(Stored items)
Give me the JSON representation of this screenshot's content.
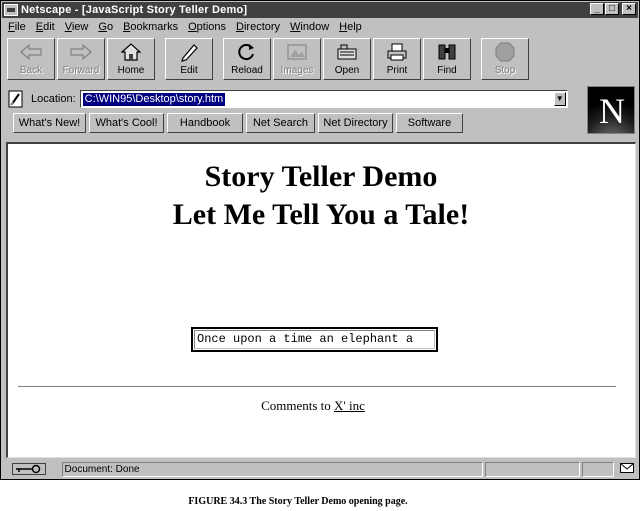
{
  "window": {
    "title": "Netscape - [JavaScript Story Teller Demo]"
  },
  "menu": [
    {
      "key": "F",
      "rest": "ile"
    },
    {
      "key": "E",
      "rest": "dit"
    },
    {
      "key": "V",
      "rest": "iew"
    },
    {
      "key": "G",
      "rest": "o"
    },
    {
      "key": "B",
      "rest": "ookmarks"
    },
    {
      "key": "O",
      "rest": "ptions"
    },
    {
      "key": "D",
      "rest": "irectory"
    },
    {
      "key": "W",
      "rest": "indow"
    },
    {
      "key": "H",
      "rest": "elp"
    }
  ],
  "toolbar": {
    "back": "Back",
    "forward": "Forward",
    "home": "Home",
    "edit": "Edit",
    "reload": "Reload",
    "images": "Images",
    "open": "Open",
    "print": "Print",
    "find": "Find",
    "stop": "Stop"
  },
  "location": {
    "label": "Location:",
    "url": "C:\\WIN95\\Desktop\\story.htm"
  },
  "directory_buttons": [
    "What's New!",
    "What's Cool!",
    "Handbook",
    "Net Search",
    "Net Directory",
    "Software"
  ],
  "logo": {
    "letter": "N"
  },
  "page": {
    "heading_line1": "Story Teller Demo",
    "heading_line2": "Let Me Tell You a Tale!",
    "story_text": "Once upon a time an elephant a",
    "comments_prefix": "Comments to",
    "comments_link": "X' inc"
  },
  "status": {
    "text": "Document: Done"
  },
  "caption": "FIGURE 34.3  The Story Teller Demo opening page.",
  "colors": {
    "titlebar": "#404040",
    "chrome": "#c0c0c0",
    "url_highlight": "#000080"
  }
}
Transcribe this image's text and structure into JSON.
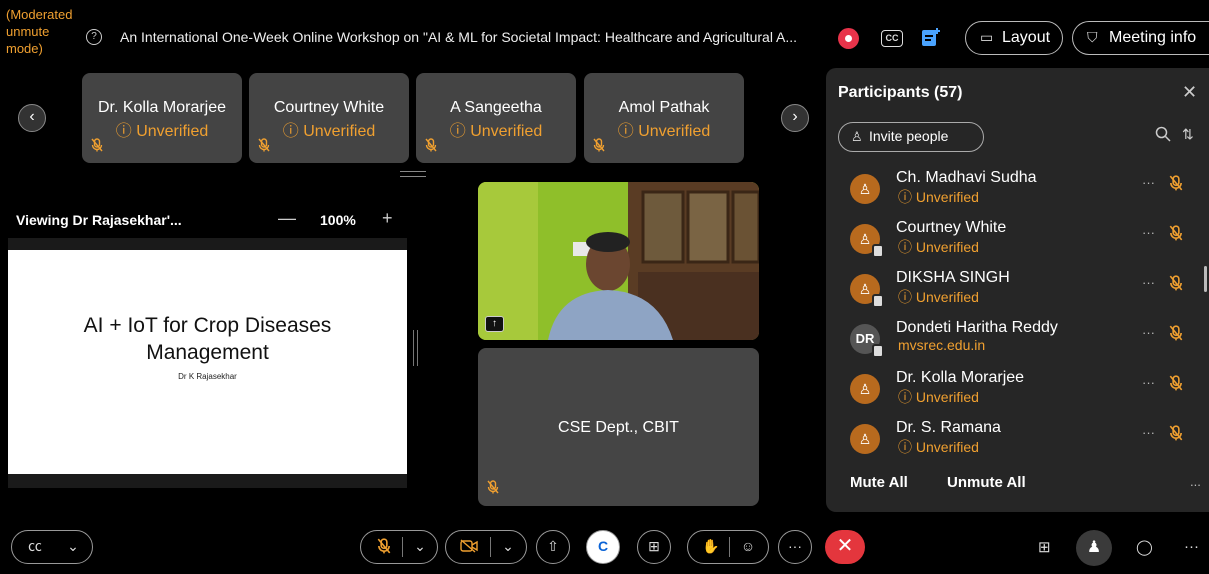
{
  "top_bar": {
    "moderated_text": "(Moderated unmute mode)",
    "meeting_title": "An International One-Week Online Workshop on \"AI & ML for Societal Impact: Healthcare and Agricultural A...",
    "layout_label": "Layout",
    "meeting_info_label": "Meeting info",
    "cc_label": "CC"
  },
  "stage_tiles": [
    {
      "name": "Dr. Kolla Morarjee",
      "status": "Unverified"
    },
    {
      "name": "Courtney White",
      "status": "Unverified"
    },
    {
      "name": "A Sangeetha",
      "status": "Unverified"
    },
    {
      "name": "Amol Pathak",
      "status": "Unverified"
    }
  ],
  "share": {
    "viewing_label": "Viewing Dr Rajasekhar'...",
    "zoom_value": "100%",
    "slide_title": "AI + IoT for Crop Diseases Management",
    "slide_author": "Dr K Rajasekhar"
  },
  "video_tile_name": "CSE Dept., CBIT",
  "participants": {
    "title": "Participants (57)",
    "invite_label": "Invite people",
    "list": [
      {
        "name": "Ch. Madhavi Sudha",
        "status": "Unverified",
        "initials": "",
        "device": false
      },
      {
        "name": "Courtney White",
        "status": "Unverified",
        "initials": "",
        "device": true
      },
      {
        "name": "DIKSHA SINGH",
        "status": "Unverified",
        "initials": "",
        "device": true
      },
      {
        "name": "Dondeti Haritha Reddy",
        "status": "mvsrec.edu.in",
        "initials": "DR",
        "device": true
      },
      {
        "name": "Dr. Kolla Morarjee",
        "status": "Unverified",
        "initials": "",
        "device": false
      },
      {
        "name": "Dr. S. Ramana",
        "status": "Unverified",
        "initials": "",
        "device": false
      }
    ],
    "mute_all_label": "Mute All",
    "unmute_all_label": "Unmute All",
    "more_label": "..."
  },
  "colors": {
    "accent_orange": "#f0a030",
    "end_red": "#e4363d",
    "panel_bg": "#262626",
    "tile_bg": "#444444"
  }
}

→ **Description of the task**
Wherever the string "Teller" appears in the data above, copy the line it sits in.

→ **Worked solution**
    "title": "Netscape - [JavaScript Story Teller Demo]"
    "heading_line1": "Story Teller Demo",
  "caption": "FIGURE 34.3  The Story Teller Demo opening page.",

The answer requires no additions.